Requirement =>
I need every line of the material below that includes the string "title".

Raw data =>

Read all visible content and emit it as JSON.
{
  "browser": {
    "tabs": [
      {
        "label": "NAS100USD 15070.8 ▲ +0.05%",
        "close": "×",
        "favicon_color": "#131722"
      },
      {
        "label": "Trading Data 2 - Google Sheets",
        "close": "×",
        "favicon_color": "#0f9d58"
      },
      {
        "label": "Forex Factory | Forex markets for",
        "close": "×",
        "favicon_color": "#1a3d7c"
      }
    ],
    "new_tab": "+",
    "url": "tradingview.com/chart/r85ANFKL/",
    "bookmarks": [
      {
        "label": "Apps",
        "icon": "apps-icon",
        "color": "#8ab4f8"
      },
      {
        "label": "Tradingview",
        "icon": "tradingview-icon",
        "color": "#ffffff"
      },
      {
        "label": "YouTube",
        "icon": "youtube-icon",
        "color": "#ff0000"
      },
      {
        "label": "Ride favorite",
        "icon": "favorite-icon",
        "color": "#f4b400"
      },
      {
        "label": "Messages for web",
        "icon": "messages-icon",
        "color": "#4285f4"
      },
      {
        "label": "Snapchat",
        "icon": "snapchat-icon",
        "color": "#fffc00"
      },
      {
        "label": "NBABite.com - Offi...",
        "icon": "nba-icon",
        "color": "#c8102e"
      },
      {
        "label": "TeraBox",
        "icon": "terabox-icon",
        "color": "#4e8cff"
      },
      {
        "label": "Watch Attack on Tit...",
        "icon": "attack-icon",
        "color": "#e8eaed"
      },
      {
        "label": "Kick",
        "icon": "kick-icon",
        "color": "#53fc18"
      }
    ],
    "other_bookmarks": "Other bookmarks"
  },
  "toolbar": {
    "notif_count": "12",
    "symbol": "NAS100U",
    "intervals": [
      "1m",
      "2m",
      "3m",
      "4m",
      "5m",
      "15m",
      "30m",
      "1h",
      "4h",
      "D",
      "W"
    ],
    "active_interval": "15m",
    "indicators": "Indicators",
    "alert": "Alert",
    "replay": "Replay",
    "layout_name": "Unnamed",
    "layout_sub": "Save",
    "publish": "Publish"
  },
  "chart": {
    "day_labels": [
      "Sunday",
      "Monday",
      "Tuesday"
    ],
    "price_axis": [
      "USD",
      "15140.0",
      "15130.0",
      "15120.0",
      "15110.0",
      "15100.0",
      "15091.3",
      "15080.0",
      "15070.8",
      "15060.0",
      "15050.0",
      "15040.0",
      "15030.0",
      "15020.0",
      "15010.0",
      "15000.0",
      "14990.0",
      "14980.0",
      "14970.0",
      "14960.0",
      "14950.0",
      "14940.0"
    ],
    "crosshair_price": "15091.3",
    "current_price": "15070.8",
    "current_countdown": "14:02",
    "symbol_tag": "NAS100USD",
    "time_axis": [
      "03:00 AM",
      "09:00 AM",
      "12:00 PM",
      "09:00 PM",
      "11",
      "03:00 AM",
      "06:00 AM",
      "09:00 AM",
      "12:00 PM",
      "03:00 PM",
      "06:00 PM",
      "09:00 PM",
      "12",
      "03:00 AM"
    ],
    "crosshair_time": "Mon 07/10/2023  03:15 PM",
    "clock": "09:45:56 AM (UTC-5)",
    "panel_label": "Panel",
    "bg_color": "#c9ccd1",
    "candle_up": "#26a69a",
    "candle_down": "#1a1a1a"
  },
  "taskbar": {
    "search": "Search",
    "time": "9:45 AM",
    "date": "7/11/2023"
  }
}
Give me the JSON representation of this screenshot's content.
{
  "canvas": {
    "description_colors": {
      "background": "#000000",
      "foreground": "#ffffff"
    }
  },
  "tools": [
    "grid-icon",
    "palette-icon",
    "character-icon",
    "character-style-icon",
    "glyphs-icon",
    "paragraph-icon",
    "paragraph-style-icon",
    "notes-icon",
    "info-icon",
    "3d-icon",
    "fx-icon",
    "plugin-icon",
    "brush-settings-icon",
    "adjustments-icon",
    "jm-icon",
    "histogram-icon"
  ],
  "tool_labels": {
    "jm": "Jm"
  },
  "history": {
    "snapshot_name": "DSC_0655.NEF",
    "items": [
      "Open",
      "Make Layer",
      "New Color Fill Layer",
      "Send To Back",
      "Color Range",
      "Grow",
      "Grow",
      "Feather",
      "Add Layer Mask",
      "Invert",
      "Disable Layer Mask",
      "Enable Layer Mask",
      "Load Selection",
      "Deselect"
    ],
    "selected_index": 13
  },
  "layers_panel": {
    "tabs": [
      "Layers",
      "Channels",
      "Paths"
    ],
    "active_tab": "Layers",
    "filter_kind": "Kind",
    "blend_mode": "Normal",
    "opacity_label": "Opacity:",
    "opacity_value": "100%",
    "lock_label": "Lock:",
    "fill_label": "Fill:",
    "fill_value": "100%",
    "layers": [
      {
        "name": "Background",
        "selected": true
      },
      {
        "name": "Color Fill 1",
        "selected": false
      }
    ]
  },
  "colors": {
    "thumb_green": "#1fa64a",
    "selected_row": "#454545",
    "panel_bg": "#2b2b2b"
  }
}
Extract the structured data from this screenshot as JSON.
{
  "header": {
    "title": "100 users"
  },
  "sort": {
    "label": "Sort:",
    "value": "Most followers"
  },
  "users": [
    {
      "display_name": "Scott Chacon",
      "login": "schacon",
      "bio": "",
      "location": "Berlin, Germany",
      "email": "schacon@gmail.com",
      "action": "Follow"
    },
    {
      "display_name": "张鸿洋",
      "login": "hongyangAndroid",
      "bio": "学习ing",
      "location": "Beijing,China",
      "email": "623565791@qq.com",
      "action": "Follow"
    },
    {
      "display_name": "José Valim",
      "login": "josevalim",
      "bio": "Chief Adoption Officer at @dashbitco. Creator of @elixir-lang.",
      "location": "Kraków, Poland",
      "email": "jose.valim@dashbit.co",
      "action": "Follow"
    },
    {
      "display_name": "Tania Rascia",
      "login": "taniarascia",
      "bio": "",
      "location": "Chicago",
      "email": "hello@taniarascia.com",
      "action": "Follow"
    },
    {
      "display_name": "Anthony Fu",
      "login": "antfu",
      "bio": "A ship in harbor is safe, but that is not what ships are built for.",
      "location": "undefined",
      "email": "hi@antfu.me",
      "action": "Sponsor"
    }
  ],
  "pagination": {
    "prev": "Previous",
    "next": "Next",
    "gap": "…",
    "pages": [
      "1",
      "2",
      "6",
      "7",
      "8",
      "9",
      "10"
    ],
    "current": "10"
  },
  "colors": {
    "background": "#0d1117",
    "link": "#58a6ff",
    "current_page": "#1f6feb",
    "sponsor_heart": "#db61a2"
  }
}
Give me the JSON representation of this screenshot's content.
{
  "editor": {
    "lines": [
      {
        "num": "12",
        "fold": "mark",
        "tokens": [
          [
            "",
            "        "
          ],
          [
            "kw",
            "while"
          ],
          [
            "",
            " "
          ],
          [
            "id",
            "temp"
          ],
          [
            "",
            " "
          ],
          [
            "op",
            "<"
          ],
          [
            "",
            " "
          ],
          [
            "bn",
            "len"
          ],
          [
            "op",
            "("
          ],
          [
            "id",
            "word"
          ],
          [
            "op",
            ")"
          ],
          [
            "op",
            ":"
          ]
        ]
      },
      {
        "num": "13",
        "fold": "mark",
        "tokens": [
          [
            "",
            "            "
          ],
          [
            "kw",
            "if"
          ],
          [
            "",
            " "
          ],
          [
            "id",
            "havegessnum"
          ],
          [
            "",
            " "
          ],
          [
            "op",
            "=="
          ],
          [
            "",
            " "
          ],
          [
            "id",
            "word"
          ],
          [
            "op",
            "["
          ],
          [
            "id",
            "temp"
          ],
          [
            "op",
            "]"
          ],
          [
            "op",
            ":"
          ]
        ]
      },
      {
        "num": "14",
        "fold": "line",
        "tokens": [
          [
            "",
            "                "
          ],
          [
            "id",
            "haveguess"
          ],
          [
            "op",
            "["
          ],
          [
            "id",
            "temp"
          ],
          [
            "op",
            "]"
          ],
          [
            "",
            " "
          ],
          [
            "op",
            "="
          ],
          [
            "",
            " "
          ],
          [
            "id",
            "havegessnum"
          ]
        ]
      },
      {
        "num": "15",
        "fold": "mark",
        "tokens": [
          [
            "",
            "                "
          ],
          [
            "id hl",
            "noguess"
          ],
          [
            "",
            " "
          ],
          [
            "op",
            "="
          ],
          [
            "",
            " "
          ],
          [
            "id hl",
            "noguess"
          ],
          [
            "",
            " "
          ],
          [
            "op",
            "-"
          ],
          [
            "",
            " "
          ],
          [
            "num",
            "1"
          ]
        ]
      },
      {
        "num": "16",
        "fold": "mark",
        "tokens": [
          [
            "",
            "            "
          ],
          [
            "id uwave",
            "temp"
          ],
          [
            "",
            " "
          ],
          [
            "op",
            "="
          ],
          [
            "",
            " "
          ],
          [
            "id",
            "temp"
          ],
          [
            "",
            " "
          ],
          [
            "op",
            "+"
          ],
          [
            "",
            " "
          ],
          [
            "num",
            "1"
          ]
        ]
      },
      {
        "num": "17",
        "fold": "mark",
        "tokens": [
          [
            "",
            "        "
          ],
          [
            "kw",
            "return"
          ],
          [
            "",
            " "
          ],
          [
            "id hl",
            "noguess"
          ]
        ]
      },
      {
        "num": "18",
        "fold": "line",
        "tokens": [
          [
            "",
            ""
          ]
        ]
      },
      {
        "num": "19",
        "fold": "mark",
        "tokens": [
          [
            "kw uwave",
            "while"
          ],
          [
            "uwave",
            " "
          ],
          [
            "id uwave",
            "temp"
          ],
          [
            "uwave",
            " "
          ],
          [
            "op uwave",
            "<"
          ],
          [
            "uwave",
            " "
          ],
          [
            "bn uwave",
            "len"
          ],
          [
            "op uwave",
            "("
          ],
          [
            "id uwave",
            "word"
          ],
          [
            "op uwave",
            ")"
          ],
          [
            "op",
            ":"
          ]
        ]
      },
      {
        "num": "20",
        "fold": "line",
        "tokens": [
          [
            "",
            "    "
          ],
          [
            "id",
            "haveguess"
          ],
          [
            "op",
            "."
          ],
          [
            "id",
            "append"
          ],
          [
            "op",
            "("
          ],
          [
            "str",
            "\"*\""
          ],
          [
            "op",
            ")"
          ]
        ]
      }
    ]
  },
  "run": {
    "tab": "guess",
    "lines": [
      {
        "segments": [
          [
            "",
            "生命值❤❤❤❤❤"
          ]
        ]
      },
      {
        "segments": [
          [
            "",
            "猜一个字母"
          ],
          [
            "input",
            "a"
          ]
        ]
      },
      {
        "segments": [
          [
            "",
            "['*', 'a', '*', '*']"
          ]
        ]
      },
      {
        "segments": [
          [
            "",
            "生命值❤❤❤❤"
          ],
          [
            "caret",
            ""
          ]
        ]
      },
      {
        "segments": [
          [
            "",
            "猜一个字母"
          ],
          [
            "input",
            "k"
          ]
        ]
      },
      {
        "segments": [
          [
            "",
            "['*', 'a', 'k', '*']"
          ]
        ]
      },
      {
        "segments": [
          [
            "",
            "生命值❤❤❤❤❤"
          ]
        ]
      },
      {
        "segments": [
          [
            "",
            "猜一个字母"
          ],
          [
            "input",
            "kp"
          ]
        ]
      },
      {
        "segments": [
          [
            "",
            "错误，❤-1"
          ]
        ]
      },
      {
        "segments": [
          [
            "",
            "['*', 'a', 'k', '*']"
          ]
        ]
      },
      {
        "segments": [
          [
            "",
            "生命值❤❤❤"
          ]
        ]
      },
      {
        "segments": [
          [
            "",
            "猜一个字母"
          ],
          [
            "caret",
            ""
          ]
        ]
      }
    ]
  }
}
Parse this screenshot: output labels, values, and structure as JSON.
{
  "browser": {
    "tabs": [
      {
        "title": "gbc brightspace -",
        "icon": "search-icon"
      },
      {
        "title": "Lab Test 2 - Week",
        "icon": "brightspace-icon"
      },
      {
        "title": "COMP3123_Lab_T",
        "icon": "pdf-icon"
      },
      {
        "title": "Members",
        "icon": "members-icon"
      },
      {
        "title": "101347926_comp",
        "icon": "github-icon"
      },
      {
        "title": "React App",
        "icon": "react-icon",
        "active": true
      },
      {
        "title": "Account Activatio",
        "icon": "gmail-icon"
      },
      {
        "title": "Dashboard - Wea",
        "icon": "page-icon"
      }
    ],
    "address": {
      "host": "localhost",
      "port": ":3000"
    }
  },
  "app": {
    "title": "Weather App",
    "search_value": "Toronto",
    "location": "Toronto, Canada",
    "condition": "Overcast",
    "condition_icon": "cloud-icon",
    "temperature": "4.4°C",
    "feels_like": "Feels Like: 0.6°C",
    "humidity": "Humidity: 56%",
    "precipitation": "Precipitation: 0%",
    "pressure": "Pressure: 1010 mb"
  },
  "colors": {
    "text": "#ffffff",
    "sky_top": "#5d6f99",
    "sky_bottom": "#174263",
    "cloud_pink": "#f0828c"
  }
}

Exercise output =>
    "title": "100 users"
        "title": "gbc brightspace -",
        "title": "Lab Test 2 - Week",
        "title": "COMP3123_Lab_T",
        "title": "Members",
        "title": "101347926_comp",
        "title": "React App",
        "title": "Account Activatio",
        "title": "Dashboard - Wea",
    "title": "Weather App",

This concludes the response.